Even when in exile, the leader of the Jews, the Exilarch (Resh Galuta), always descended from the Tribe of Judah. In the time of the Second Temple, the head of the Bet Din (religious Supreme Court) was always from the Tribe of Judah. The Abarbanel points out that even in his time (16th century), many of the Jewish leaders of France and Spain were from the house of David.

Although the Abarbanel initially argues that the Maccabees, who assumed the monarchy in their time, were not really monarchs because they were subservient to other nations, the Abarbanel does acknowledge that there were times when the Maccabees were not dependant on outside forces.
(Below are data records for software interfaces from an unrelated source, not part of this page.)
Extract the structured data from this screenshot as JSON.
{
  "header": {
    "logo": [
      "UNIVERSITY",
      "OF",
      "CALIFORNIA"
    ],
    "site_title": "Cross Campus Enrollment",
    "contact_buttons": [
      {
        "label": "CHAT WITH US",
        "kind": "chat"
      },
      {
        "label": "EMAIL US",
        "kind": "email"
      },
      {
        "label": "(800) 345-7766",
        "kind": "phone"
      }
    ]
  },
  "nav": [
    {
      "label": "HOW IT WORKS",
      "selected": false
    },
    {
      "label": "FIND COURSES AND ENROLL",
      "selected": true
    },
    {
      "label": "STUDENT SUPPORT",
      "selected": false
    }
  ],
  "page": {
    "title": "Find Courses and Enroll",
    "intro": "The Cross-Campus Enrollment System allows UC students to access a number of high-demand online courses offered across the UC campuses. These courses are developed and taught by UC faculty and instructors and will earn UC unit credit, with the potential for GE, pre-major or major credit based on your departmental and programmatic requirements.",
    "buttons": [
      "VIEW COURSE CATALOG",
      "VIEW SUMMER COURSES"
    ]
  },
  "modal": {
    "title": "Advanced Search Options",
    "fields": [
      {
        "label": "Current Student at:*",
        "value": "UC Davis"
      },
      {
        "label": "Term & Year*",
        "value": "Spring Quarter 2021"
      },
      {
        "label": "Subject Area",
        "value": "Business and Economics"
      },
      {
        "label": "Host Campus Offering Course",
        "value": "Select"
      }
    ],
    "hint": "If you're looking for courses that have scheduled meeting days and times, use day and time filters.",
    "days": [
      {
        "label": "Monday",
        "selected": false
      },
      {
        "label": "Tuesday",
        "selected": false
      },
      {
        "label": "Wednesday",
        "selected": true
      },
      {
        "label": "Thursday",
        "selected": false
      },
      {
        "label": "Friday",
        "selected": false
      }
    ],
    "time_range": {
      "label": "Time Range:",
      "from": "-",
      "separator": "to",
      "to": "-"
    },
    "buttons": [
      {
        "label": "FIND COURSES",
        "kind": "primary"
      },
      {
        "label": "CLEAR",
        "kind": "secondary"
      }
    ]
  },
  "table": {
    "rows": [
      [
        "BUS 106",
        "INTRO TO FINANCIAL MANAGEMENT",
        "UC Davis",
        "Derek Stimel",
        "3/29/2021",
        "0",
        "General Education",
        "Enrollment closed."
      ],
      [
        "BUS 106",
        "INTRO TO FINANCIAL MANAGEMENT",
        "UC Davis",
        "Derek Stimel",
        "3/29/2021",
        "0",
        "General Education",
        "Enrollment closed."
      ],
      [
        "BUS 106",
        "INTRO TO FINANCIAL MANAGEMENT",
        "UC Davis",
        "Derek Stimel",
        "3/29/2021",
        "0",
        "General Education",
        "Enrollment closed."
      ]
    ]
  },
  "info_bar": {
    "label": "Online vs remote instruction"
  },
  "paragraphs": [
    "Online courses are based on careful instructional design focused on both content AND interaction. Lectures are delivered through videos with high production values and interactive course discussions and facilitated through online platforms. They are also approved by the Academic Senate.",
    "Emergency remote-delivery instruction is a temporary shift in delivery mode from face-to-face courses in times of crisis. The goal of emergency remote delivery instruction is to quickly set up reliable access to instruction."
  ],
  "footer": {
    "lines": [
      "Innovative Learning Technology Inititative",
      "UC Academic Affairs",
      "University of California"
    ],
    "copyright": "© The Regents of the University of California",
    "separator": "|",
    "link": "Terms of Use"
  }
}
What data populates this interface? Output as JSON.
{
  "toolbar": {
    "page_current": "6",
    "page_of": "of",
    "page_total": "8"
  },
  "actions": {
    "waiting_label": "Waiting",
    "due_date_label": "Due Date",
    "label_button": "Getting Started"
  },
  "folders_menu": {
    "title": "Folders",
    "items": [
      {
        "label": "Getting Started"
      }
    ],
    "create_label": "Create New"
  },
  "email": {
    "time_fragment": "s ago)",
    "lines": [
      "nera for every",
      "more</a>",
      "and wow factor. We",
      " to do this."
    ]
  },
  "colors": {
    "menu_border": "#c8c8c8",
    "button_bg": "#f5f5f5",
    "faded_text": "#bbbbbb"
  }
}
The Abarbanel, therefore, explains that Jacob did not necessarily mean that Judah would serve as a monarch, but rather that the power to rule and bear authority, both in Israel and outside of the land, would be bestowed upon Judah.

The Ramban disagrees and claims that Jacob’s words to Judah were not a promise but a decree, that no other tribe would ever rule Israel until the time of the Messiah. Nachmanides claims that the monarchy of Saul was based on the improper request of the Israelites who inappropriately demanded a king. That is why Saul’s kingdom was temporary, and why he and his son, Jonathan, were killed in battle. The ten tribes who set up the Northern Kingdom of Israel, were also not an authorized kingdom, as the prophet Hosea 8:4 says of them, “They have set up kings, but not by Me.”

With respect to the Maccabees, Nachmanides declares that they, in fact, violated two principle rules. Not only did they assume the kingship that belonged to Judah, but, as priests, they neglected the service in the Tabernacle that was their primary responsibility. Nachmanides suggests that is why four of Mattathias’ five sons died in battle.

Clearly, Judah was the outstanding leader among his brothers, and was destined to assume the leadership of Israel, whether by promise or decree. The kingdom of Judah, the monarchy of Judah, and the leadership of Judah was to last for millennia, longer than the monarchy or leadership of any other nation.

Jacob was correct in saying about his gifted son, “Judah, you shall your brothers praise.”

May you be blessed.